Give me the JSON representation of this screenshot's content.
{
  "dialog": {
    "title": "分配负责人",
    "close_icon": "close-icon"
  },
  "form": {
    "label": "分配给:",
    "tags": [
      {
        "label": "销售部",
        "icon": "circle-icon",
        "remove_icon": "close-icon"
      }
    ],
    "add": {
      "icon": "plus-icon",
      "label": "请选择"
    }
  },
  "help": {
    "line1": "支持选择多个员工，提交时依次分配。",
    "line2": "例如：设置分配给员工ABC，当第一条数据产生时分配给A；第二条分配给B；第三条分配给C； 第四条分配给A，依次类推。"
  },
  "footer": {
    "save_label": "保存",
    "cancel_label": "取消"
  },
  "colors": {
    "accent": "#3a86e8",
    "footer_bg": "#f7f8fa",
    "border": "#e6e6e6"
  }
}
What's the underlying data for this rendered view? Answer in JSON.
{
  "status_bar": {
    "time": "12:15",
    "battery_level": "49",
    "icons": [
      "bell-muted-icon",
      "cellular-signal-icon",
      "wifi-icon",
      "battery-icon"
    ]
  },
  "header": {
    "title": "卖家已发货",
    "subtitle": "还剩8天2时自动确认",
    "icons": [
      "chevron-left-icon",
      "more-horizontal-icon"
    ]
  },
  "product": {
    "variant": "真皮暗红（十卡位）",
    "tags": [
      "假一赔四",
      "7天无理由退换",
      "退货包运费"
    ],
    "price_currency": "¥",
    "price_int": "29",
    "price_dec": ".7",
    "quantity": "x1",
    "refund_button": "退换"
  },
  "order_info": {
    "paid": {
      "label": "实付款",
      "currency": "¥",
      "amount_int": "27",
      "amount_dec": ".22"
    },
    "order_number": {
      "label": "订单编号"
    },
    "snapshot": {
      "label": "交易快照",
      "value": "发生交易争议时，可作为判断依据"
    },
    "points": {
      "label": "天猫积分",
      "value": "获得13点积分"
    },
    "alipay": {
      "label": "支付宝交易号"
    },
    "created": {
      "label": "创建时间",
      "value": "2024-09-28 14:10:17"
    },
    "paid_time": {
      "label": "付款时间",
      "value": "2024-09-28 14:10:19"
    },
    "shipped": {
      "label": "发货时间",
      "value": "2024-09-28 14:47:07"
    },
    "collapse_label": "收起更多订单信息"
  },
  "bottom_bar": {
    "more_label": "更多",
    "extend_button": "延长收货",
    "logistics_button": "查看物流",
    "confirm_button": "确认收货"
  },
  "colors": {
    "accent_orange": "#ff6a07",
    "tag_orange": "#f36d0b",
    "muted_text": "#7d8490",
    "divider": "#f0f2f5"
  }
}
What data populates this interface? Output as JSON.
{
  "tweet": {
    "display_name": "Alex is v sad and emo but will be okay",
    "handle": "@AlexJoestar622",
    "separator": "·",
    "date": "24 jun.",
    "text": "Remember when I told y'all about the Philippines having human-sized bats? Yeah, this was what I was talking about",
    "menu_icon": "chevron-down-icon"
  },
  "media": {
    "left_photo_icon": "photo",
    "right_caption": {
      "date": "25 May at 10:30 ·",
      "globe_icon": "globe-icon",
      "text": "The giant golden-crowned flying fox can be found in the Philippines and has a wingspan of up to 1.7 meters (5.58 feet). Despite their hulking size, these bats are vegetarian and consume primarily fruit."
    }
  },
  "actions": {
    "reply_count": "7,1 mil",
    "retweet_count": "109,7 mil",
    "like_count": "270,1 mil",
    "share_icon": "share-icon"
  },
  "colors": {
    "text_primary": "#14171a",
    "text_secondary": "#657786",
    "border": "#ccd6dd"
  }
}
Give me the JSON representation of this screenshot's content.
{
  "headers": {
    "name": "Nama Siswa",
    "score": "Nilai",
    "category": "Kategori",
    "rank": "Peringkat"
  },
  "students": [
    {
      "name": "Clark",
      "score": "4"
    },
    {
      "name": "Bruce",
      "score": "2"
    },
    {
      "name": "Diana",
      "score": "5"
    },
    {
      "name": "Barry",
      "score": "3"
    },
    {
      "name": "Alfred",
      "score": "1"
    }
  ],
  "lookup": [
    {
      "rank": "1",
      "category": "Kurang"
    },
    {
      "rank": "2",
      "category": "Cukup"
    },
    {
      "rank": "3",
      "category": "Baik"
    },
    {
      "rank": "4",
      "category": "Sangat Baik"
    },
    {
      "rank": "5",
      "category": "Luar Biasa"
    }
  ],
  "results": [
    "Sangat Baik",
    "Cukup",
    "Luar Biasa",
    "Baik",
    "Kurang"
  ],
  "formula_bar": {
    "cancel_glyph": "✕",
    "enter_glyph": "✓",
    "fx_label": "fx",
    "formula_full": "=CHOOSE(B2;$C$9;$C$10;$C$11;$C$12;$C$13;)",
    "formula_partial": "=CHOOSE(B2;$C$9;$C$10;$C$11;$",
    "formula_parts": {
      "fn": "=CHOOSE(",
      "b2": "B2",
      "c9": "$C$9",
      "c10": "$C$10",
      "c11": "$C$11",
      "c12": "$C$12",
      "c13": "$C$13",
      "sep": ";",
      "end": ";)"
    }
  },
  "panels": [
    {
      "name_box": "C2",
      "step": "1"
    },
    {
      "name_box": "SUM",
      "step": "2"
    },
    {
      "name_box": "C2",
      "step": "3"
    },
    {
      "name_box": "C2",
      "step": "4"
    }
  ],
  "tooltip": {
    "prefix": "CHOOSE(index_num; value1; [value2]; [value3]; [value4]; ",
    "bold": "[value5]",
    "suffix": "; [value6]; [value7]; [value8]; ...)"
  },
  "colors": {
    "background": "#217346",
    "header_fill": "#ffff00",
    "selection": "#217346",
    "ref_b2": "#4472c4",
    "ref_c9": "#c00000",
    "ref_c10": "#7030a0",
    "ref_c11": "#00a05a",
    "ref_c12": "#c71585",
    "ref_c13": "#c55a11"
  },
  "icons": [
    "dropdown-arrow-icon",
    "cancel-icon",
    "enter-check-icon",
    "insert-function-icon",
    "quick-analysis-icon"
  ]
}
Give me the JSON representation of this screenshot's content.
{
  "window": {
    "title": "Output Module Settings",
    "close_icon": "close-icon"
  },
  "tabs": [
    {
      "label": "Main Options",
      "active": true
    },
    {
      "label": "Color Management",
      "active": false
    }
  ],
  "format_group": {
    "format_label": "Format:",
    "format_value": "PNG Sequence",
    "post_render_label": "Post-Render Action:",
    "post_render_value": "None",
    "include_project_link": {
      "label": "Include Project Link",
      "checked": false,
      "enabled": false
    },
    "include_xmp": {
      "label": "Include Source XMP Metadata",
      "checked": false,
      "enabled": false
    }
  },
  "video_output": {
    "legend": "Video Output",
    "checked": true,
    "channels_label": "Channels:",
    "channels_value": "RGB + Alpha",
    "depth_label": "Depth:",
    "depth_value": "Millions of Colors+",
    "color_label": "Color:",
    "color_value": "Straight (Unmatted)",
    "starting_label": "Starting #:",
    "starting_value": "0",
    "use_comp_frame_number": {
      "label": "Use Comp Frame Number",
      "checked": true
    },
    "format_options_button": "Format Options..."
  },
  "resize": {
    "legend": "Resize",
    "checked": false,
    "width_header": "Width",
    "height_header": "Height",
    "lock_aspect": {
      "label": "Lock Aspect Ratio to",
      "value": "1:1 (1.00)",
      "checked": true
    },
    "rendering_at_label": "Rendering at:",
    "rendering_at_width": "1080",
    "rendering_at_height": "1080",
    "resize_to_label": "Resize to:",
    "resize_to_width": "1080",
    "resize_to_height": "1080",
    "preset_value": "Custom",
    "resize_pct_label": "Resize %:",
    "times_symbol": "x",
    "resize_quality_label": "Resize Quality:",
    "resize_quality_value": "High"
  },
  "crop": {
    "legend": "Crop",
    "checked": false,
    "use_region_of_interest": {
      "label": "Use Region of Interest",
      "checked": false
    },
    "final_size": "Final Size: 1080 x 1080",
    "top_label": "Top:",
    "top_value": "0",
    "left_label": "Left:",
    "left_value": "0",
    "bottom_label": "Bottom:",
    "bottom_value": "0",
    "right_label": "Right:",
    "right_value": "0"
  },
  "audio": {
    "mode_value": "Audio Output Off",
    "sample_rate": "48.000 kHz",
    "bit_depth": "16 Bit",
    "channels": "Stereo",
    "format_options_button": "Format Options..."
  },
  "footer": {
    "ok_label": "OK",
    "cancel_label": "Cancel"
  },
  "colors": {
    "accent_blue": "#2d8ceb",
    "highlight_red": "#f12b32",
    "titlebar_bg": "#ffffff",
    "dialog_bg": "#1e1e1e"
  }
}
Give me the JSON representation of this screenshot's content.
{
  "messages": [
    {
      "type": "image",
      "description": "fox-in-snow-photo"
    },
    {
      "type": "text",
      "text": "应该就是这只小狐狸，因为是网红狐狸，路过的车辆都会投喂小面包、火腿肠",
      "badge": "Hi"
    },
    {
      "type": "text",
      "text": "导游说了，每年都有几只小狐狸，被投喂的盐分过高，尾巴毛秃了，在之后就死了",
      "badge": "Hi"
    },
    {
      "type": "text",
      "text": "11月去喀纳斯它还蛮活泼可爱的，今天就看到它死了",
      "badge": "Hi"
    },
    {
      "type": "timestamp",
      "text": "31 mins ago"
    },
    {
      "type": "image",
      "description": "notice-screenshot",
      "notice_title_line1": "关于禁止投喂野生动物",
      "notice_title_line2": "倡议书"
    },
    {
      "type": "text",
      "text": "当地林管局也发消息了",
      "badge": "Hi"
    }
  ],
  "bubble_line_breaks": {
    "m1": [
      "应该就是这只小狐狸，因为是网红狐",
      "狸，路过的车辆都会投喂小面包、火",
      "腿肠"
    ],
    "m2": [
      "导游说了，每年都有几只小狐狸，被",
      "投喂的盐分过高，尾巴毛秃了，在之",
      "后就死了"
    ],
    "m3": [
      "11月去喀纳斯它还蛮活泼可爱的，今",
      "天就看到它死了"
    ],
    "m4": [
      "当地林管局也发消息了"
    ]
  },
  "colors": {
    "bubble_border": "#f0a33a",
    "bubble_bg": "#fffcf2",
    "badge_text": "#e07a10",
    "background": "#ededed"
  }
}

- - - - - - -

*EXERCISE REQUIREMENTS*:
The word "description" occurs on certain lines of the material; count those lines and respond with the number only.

*SOLUTION TO THIS TASK*:
2